Handle: RePEc:wii:fpaper:fc:9

Contact details of provider:
Postal: Rahlgasse 3, A-1060 Vienna
Phone: (+43-1) 533 66 10
Fax: (+43-1) 533 66 10-50
Email:
Web page: http://www.wiiw.ac.at
More information through EDIRC

Related research

Keywords: Central and East European new EU member states; Southeast Europe; GIIPS; financial crisis; future EU member states; Balkans; former Soviet Union; Turkey; economic forecasts; employment; foreign trade; competitiveness; debt; deleveraging; exchange rates; flow of funds; inflation; monetary policy;

Find related papers by JEL classification:

This paper has been announced in the following NEP Reports:

References

No references listed on IDEAS
You can help add them by filling out this form.

Citations

Citations are extracted by the CitEc Project, subscribe to its RSS feed for this item.
as in new window

Cited by:
  1. Farkas, Beáta, 2013. "Changing development prospects for the Central and Eastern European EU member states," MPRA Paper 48172, University Library of Munich, Germany.

Lists

This item is not listed on Wikipedia, on a reading list or among the top items on IDEAS.

Statistics

Access and download statistics

Corrections

When requesting a correction, please mention this item's handle: RePEc:wii:fpaper:fc:9. See general information about how to correct material in RePEc.
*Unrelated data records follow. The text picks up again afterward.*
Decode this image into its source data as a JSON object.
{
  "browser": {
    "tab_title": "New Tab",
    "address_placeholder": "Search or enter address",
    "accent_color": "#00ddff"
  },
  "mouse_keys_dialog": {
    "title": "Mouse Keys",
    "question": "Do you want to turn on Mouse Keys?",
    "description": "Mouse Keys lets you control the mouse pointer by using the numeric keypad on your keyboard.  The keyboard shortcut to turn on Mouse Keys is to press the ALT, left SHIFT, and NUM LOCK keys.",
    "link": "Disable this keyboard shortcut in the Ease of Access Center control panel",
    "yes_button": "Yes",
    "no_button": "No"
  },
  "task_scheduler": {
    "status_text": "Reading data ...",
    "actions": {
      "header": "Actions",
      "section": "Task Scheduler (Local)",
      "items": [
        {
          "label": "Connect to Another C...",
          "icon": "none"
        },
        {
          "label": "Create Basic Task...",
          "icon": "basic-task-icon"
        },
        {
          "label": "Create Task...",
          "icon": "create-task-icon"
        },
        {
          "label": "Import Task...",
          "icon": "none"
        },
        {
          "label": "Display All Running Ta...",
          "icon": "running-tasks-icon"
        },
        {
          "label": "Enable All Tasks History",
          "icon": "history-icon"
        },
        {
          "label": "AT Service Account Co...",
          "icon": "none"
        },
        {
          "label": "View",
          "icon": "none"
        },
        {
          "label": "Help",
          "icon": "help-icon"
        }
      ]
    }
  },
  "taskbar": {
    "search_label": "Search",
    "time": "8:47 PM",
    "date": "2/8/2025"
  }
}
For technical questions regarding this item, or to correct its authors, title, abstract, bibliographic or download information, contact: (Customer service).

If you have authored this item and are not yet registered with RePEc, we encourage you to do it here. This allows to link your profile to this item. It also allows you to accept potential citations to this item that we are uncertain about.

If references are entirely missing, you can add them using this form.

If the full references list an item that is present in RePEc, but the system did not link to it, you can help with this form.

If you know of missing items citing this one, you can help us creating those links by adding the relevant references in the same way as above, for each refering item. If you are a registered author of this item, you may also want to check the "citations" tab in your profile, as there may be some citations waiting for confirmation.

Please note that corrections may take a couple of weeks to filter through the various RePEc services.